After Travis Tech failed to timely file its financial report for the fourth consecutive year, DPI issued a notice of its preliminary decision to bar it from participating in MPCP—and withheld its scheduled payments. Travis Tech appealed the decision and, ultimately, the parties entered into a settlement agreement with two significant provisions: (1) Travis Tech agreed to obtain a surety bond by a date certain in an amount equal to 25% of its anticipated MPCP payment; and (2) if it failed to secure the bond—thereby triggering DPI’s discretionary right under the settlement agreement to bar it from participating in the MPCP—Travis Tech agreed to waive its statutory right to judicial review of DPI’s determination. After Travis Tech failed to secure a surety bond by the deadline, DPI entered an order barring it from participating in the MPCP. Despite the provision in the settlement agreement, Travis Tech then filed a petition for judicial review in Milwaukee County Circuit Court.

The circuit court recognized that, although DPI does have the authority to require a participating school to obtain a surety bond, the applicable regulation first requires that DPI determine that the school does “not have the financial ability to continue” in the MPCP. In this case, DPI made no such determination. Second, the circuit court held that DPI not only lacked the authority to require participating schools to waive review of its decisions, it was against public policy to do so.

On appeal, the court of appeals reversed both holdings.

As to the surety bond requirement, while conceding that the regulation prevents DPI from imposing a surety bond without first making a financial inability determination, the court held that the regulation does not preclude “DPI and a school from mutually agreeing to a bond requirement without such a finding.” (emphasis added). The court characterized what the circuit court had done as having “prohibited DPI from stipulating with a represented party to anything DPI did not already have specific statutory authority or administrative authority to accomplish.” The court explained that Wisconsin case law has “repeatedly held that although a statute permits certain actions, parties may nonetheless stipulate to the contrary.”

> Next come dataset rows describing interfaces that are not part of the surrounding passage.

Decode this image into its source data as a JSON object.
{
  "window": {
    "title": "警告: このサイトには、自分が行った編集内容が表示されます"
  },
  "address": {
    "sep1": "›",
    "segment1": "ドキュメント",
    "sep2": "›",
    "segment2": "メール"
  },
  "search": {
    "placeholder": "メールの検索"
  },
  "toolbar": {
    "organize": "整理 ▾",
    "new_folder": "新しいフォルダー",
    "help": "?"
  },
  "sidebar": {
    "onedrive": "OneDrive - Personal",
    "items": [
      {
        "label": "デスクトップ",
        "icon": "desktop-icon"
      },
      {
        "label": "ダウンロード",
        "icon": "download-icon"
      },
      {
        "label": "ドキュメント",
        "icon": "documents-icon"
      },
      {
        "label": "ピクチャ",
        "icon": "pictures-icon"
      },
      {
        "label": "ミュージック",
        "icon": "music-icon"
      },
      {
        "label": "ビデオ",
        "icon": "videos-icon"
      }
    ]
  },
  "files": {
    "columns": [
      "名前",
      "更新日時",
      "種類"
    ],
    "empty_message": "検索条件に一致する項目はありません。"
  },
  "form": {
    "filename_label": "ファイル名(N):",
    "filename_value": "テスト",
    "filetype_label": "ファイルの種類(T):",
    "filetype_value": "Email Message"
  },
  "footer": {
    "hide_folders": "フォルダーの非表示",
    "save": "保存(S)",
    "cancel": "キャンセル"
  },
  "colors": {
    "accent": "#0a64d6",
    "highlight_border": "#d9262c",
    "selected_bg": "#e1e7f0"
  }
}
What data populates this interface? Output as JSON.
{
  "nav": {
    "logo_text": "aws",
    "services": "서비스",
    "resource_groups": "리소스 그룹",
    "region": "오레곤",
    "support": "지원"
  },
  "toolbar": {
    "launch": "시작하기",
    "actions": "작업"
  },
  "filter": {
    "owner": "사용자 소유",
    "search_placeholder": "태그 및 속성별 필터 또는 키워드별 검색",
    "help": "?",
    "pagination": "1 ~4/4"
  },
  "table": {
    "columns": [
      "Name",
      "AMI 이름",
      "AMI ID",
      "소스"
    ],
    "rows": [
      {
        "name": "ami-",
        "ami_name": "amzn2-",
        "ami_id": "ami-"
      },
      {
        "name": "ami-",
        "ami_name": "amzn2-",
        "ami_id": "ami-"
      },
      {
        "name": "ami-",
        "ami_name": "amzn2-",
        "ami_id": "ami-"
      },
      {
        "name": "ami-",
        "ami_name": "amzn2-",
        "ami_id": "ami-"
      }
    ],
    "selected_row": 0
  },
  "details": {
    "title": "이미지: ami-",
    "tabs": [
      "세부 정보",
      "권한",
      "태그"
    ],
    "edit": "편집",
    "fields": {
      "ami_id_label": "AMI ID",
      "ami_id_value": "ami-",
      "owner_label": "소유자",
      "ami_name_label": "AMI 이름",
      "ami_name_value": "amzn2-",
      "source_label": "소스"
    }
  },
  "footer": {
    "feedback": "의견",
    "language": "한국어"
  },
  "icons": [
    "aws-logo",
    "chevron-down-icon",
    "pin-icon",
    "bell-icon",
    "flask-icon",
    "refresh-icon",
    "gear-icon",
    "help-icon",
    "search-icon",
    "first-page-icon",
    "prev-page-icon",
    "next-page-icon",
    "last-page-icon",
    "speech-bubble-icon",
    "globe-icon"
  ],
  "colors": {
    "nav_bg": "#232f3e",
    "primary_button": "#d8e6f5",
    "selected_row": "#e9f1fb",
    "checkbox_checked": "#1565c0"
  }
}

Likewise, the court held that Travis Tech’s waiver of judicial of review was enforceable. It explained that statutes conferring a private right or benefit may be waived by those that the statute intended to protect, as long as the waiver is intentional, voluntary, and a “clear and specific renunciation.” Relying upon the Supreme Court’s analysis in Brunton v. Nuvell Credit Corp., 2010 WI 50, the court observed that Travis Tech (1) was represented by counsel, (2) agreed that it “entered into the agreement knowingly and voluntarily, fully understanding its terms,” and (3) “expressly waive[d] all appeal or other rights.” The mere existence of Wis. Stat. ch. 227 and its statutory right of judicial review does not prohibit represented parties from agreeing to waive review.

Although this appears to be the first time that a published appellate decision in Wisconsin has applied these principles to administrative proceedings, the concepts of agreeing to a specific remedy on failure to perform settlement obligations and waiving the right to challenge the stipulated result are familiar ones in both civil and criminal law. See, e.g., Burmeister v. Vondrachek, 86 Wis. 2d 650, 273 N.W.2d 242 (1979) (enforcing stipulated settlement entered into during trial); State v. Reed, 2013 WI App 132, 351 Wis. 2d 517, 839 N.W.2d 877 (enforcing terms of plea agreement that expressly permitted State to “withdraw from the plea agreement at any time prior to sentencing” if the defendant “committed any new crimes”); Johnson v. Owen, 191 Wis. 2d 344, 528 N.W.2d 511 (Ct. App. 1995) (enforcing agreement to “forgo an appeal in exchange for waiver of court costs”).